• _Exercise directions_
Look through the data below for the string "this", and copy every line where it turns up.

(Items from an interface collection)
--------------------
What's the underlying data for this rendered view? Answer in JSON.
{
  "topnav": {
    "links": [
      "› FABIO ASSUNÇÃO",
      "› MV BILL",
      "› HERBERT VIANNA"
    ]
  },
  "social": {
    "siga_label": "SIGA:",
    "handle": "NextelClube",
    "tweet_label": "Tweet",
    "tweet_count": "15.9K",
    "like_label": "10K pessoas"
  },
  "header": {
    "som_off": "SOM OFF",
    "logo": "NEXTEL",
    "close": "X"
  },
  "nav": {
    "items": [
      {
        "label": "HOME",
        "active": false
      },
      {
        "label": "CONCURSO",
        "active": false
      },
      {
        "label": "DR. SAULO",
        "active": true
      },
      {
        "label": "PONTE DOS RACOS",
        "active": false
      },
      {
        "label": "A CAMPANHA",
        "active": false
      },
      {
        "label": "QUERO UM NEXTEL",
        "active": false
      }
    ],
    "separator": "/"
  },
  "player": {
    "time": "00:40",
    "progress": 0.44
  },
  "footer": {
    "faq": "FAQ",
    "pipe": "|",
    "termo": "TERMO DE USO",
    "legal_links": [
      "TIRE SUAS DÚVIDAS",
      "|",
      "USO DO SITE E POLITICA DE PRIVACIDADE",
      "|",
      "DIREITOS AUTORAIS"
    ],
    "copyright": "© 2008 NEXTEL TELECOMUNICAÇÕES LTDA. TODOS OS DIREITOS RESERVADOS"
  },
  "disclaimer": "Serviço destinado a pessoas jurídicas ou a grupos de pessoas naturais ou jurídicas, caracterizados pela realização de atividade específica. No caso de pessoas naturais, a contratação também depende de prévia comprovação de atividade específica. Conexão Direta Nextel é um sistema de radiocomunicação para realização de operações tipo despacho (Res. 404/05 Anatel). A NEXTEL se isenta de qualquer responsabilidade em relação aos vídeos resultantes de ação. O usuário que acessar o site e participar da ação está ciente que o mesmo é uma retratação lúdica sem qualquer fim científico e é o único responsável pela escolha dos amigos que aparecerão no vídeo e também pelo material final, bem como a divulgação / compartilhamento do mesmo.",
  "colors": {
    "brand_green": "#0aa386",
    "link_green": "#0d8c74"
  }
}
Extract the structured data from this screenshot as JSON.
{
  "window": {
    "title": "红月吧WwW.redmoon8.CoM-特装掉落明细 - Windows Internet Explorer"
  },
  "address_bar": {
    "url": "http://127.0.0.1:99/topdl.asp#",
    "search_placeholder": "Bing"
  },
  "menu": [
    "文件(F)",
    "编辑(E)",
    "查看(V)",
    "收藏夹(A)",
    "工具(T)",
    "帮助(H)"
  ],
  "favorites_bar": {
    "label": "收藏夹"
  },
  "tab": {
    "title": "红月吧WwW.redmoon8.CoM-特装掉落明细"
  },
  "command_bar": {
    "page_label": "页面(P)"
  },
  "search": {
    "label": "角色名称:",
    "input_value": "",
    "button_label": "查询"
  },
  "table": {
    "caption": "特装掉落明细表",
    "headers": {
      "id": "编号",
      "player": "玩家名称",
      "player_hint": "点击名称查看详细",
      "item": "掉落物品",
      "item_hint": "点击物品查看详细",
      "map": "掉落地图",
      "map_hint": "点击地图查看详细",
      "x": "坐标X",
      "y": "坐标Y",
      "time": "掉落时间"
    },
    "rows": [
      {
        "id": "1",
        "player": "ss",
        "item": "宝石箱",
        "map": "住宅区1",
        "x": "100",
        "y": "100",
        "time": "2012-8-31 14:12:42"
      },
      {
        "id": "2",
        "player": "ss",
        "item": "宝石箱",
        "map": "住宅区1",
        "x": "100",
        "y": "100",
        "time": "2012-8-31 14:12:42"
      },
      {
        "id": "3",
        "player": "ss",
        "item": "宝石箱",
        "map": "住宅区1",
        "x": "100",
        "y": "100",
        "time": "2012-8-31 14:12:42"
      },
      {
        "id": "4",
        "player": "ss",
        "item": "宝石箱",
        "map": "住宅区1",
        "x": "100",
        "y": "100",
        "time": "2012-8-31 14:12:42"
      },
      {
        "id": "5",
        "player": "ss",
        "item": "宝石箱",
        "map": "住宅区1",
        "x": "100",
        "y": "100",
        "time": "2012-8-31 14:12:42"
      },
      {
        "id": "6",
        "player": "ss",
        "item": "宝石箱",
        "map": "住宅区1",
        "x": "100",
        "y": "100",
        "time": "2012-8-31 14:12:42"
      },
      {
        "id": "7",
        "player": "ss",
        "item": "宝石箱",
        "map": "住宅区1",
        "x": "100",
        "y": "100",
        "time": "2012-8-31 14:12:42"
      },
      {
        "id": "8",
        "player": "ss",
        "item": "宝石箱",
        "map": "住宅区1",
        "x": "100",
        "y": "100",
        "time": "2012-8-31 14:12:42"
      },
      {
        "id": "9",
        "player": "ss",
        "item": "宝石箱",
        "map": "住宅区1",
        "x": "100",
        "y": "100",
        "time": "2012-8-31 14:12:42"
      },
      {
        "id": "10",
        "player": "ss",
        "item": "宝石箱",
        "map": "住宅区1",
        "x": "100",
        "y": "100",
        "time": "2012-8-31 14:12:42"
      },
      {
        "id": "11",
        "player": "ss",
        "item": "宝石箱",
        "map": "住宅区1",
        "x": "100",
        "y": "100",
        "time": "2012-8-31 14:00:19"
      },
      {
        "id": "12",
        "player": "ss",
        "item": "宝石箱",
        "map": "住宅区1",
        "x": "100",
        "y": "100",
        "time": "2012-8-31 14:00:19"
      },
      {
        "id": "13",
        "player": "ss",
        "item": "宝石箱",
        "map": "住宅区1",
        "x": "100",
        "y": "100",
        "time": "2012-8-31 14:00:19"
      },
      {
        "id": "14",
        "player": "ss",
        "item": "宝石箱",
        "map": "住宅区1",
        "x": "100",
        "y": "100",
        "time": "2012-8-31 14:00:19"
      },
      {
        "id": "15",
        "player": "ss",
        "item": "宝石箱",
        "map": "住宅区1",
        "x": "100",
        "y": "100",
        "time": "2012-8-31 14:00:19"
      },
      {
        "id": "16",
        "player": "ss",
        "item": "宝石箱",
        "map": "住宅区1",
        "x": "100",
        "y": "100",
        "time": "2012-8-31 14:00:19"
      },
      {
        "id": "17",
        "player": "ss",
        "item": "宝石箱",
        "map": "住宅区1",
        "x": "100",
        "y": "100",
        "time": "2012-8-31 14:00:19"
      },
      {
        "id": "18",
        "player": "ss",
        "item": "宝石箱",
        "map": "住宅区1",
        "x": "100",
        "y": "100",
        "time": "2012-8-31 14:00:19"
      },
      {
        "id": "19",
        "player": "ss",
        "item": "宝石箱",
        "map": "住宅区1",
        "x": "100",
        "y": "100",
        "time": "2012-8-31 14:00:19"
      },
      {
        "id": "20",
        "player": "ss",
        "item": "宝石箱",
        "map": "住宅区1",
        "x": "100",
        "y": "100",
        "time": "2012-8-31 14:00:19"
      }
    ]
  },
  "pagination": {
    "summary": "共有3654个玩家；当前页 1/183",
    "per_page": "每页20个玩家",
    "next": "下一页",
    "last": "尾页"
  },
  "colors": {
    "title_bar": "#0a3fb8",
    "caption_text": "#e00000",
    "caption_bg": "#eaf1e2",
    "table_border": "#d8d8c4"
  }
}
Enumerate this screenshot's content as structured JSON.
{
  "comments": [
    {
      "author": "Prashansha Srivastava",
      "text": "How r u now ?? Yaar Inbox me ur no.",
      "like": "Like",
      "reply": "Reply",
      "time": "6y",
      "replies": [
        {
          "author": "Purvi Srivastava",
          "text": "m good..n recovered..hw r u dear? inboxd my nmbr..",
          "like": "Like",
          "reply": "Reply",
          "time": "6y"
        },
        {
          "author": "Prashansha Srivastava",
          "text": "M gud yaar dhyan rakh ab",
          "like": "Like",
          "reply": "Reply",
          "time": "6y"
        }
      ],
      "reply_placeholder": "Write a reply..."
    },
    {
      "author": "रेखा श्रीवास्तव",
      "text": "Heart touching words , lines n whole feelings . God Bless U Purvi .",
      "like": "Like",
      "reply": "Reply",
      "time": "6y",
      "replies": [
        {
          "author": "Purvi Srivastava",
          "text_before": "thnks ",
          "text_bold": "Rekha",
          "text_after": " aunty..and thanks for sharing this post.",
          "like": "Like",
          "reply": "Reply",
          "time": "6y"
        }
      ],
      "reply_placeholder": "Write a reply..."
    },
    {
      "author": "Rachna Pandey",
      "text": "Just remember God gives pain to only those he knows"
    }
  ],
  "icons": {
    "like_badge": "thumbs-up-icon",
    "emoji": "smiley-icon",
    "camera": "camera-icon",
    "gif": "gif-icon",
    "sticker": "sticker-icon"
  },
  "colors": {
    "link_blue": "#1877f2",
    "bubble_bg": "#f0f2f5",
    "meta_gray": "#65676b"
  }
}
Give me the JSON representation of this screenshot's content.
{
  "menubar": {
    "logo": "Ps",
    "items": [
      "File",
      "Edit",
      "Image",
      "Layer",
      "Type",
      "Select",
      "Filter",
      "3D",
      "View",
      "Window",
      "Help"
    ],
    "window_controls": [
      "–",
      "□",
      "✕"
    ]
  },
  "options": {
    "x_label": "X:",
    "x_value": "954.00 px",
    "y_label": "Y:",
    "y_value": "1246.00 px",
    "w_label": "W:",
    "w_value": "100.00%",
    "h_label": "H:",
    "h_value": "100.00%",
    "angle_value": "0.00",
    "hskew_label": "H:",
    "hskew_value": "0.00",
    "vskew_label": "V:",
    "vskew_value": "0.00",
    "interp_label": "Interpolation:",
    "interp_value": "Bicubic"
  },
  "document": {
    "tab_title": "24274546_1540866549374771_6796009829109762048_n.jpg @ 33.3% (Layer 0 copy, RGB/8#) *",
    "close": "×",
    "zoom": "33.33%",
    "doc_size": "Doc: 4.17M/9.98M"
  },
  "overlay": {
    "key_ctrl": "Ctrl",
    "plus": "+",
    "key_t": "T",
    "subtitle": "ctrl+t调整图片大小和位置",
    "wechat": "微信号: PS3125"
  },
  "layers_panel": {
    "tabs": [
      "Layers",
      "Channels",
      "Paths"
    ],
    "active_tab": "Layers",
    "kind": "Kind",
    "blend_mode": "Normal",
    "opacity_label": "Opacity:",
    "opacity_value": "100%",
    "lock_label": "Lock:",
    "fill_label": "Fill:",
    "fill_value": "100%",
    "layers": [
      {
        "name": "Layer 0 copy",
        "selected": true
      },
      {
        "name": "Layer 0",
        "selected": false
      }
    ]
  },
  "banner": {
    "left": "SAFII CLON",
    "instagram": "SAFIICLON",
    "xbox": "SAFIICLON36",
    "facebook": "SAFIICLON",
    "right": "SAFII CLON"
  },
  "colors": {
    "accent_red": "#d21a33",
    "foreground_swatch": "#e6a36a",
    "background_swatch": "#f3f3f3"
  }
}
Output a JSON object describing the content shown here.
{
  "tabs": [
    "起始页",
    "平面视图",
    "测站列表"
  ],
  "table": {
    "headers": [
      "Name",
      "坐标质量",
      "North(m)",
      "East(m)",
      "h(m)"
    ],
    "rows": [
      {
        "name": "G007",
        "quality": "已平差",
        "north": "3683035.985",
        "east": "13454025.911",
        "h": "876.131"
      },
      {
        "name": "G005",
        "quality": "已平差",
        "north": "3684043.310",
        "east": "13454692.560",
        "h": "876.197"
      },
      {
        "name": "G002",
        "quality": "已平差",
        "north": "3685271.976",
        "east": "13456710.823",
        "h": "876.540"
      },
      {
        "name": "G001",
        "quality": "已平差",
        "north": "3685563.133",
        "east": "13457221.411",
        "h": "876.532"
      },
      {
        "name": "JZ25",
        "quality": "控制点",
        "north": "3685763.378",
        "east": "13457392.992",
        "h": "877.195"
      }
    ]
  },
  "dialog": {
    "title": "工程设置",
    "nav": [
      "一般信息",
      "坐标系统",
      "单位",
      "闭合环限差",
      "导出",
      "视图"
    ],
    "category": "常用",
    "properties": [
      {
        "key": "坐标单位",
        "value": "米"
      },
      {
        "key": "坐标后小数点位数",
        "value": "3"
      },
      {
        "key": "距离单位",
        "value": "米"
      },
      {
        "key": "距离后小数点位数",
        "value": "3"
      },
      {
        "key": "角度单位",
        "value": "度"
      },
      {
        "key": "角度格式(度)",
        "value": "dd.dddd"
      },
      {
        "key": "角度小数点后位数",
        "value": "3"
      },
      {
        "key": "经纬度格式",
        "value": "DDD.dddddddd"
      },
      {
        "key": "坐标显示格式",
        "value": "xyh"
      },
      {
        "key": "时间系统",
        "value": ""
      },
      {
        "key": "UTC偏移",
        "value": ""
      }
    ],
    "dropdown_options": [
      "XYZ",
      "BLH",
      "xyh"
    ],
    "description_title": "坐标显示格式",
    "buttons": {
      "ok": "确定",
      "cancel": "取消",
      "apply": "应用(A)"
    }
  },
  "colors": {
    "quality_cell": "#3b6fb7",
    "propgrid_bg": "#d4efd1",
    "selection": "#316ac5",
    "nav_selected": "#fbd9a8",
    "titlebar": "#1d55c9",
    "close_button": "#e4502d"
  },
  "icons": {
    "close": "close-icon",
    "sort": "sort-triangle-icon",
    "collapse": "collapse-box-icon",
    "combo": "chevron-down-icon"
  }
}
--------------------
• _Result of the exercise_
What's the underlying data for this rendered view? Answer in JSON.
Extract the structured data from this screenshot as JSON.
Enumerate this screenshot's content as structured JSON.
          "text_after": " aunty..and thanks for sharing this post.",
Give me the JSON representation of this screenshot's content.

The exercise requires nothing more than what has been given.